From the turmoil of the Wars of the Roses came Robin of Redesdale or Robin Mend-All, leader of a rebellion in Yorkshire in the spring of 1469. ‘Robin of Redesdale’ was possibly the pseudonym for Sir John Conyers, who held the key position of steward of the lordship of Middleham, the engine-room of Earl Warwick’s power in Yorkshire. At around the same time, there was another rebellion in Yorkshire led by Robin of Holderness, possibly the pseudonym for Robert Hillyard of Winestead, who appears to have been executed in that same year. Robin of Redesdale’s rebellion was supported by Warwick, known as ‘Kingmaker’, and the former was apparently alongside him at the battle of Edgecote in July of 1469; John Conyers is listed as one of the casualties. Sir John Conyers’s apparent assumption of the pseudonym ‘Robin of Redesdale’ echoed the recent use of the name Robin by leaders of popular protest in Yorkshire – probably an allusion to Robin Hood.
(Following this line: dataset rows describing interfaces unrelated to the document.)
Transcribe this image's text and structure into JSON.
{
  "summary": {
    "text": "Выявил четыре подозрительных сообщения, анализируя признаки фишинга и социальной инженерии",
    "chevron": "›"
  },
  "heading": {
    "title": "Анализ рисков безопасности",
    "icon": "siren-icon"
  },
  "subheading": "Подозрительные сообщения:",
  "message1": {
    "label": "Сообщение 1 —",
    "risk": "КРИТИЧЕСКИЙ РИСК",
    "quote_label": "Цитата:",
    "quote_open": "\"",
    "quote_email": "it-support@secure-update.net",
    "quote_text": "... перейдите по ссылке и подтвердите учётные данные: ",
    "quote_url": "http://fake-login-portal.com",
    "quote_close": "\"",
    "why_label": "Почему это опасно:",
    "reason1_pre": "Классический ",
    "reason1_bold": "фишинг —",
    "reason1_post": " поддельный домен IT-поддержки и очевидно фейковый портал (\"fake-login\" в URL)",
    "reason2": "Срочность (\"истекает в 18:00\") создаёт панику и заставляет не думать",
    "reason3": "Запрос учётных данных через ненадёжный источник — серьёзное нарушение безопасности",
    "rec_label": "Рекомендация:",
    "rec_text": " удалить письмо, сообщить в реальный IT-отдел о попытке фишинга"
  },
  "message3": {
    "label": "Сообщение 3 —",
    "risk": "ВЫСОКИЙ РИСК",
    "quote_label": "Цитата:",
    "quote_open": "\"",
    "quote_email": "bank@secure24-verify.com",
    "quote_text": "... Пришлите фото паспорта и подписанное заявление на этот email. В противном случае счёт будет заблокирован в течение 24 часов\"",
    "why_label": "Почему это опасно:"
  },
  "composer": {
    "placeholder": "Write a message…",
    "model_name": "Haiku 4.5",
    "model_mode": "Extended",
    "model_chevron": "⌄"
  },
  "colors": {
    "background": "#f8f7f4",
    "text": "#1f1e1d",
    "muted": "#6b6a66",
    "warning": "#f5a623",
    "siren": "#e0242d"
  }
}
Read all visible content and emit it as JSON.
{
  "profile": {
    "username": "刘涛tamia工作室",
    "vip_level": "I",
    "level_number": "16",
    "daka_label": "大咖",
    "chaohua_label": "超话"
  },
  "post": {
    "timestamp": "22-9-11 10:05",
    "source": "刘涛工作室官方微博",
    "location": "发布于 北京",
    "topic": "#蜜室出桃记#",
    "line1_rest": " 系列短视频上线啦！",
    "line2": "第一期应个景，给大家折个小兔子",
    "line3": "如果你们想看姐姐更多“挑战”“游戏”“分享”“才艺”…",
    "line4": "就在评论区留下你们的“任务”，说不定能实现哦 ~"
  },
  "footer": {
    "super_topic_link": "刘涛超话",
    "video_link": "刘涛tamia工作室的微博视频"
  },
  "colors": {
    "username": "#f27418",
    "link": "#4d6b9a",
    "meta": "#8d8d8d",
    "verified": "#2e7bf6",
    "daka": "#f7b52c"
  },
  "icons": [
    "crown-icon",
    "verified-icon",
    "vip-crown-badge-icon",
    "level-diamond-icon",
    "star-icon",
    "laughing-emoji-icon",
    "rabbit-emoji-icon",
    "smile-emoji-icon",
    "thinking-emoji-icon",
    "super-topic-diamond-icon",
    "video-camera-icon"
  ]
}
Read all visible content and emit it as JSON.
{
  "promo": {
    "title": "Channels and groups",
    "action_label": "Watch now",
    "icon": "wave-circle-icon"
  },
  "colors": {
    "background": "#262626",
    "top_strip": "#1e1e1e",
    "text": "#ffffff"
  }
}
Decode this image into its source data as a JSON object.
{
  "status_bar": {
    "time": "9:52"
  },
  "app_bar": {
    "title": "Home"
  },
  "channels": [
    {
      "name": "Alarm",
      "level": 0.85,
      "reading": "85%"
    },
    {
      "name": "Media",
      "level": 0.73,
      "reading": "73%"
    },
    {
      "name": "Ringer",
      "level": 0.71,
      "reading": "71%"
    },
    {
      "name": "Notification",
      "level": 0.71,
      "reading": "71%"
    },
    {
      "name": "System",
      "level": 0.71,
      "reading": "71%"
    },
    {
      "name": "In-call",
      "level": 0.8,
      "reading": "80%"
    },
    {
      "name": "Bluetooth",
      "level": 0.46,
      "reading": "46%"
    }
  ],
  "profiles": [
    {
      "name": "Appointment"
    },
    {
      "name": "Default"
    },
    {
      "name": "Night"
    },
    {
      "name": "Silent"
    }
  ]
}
In 1485 northern rebel leaders allegedly had the names of Robin of Redesdale, Jack Straw (a leader of the Peasants Revolt in Kent in 1381), and Master Mendall (recalling the Robin Mend-All of 1469). The Yorkshire rebels of 1489 summoned support ‘in the name of Master Hobbe Hyrste, Robin Goodfellow’s brother he is, as I trow’.(5)

A record has survived which shows that one Robert Hode had used the name of Robert Dore, this was discovered by David Pilling and Robert Lynley. The rebel chaplain Robert Stafford called himself Friar Tuck in the fifteenth century, and in 1231-2 Robert Twenge a Yorkshireman, led bands of men in attacks on the foreign clergy, he used the name ‘William Wither’. In 1336 Adam of Ravensworth sent a threatening letter to Richard, parson of Huntington near York, under the title of ‘Lionel, king of the rout of raverners (robbers),’ and addressed his message from ‘our castle of the wind in the Greenwood Tower in the first year of our reign’.(6) Little beyond this letter is known of the career of this ‘king of the robbers’, but threatening messages in the form of parodies of a royal writ were fairly common in the 1330s, and Lionel was part of a large and thriving criminal population.

1.   King’s Bench Roll, 1441.

2.  Lordship and Learning: studies in memory of Tevor Aston, edited by Ralph Evans. (Boydell Press, 2004, p. 175)

3. Collections For a History of Staffordshire (William Salt Archaeological Society, new ser., x. part I, 1907), pp. 80-1.

4.  Sir Ralph Winwood, Memorials of Affairs of State (London 1725), ii, pp. 172-3.

5.  For the references used in this paragraph see: Holt, Robin Hood, p. 58; A.J. Pollard, 1990, North- Eastern England During the Wars of the Roses, Lay Society, War, and Politics 1450-1500, pp. 304-305; John Gillingham, 1981, The Wars of the Roses, Peace and Conflict in Fifteenth-Century England, pp. 160-161; Anthony Goodman, 1981, The War of the RosesMilitary Activity and English Society, 1452-97, p. 205.

6.  E. L. G. Stones, ‘The Folvilles of Ashby Folville, Leicestershire and Their Associates in Crime 1326-41’, Transactions of the Royal Historical Society, 5 ser., vii (1957), pp. 134-5.